Melbourne Water recently faced the challenge of replacing its 20-year-old, in-house developed IT system that controls the city's water supply, sewerage and drainage network with a new system without any possibility of disruption.
After a $4.9 million project spanning three years implementing a new telemetry network, Victorian Government owned Melbourne Water performed a live cutover from the legacy Integrated Telemetry Network (ITN) to its replacement.
Mal Haynes, group manager for IT at Melbourne Water, told Computerworld that the "live" cutover made the upgrade a complex "challenge"; but it was essential that Melbourne's water supply was not disrupted.
"We could not in any way compromise service to our customers. Melbourne Water achieved smooth cutovers because thorough testing with the active involvement of our operations people was undertaken before each stage of the cutover," he said.
In order to replace "outdated technology which was becoming increasingly more costly to maintain", Haynes said Melbourne Water selected the new Mosaic Supervisory Control and Data Acquisition (SCADA) network from IT services company Logica.
With the old system, he saiid: "The support knowledge base had diminished and lack of integration with other enterprise [systems] was becoming more of an issue."
Melbourne Water expects Logica's SCADA network to help the water treatment plant reduce on-going support and management costs.
Haynes said: "The SCADA system will produce savings because, unlike the legacy system, it uses standard hardware, therefore support will be less costly."
Another compelling reason to implement the new system, he said, was to ease integration with other corporate IT systems such as a geographic information system (GIS), asset management and financial systems.
The new network operates as a fully distributed database allowing monitoring and control of assets from any of the system's 31 work stations in nine Melbourne Water sites across metropolitan Melbourne.

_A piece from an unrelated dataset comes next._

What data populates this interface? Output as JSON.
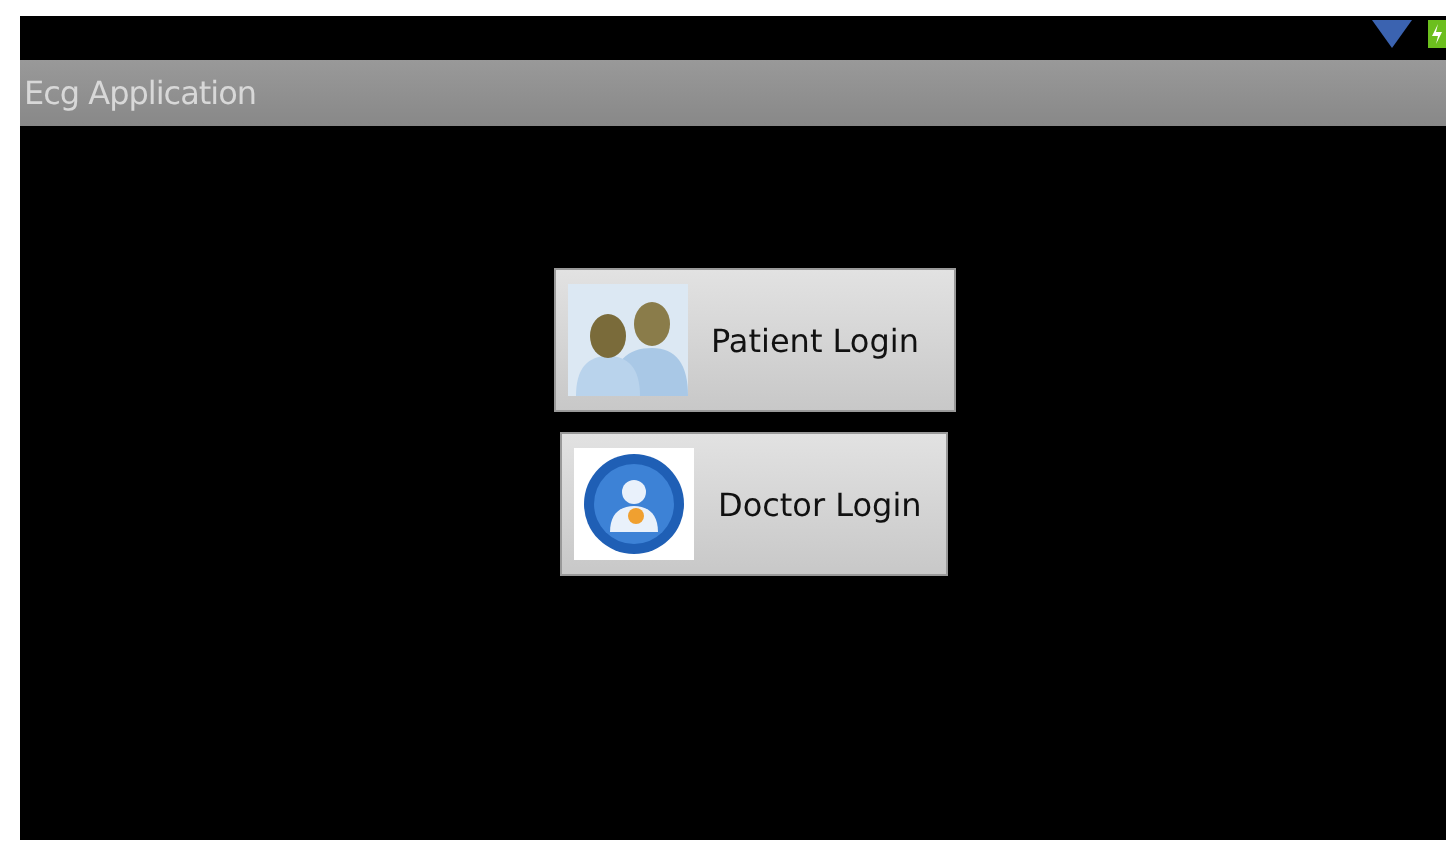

The design of the system also allows remote dialup logins from almost anywhere.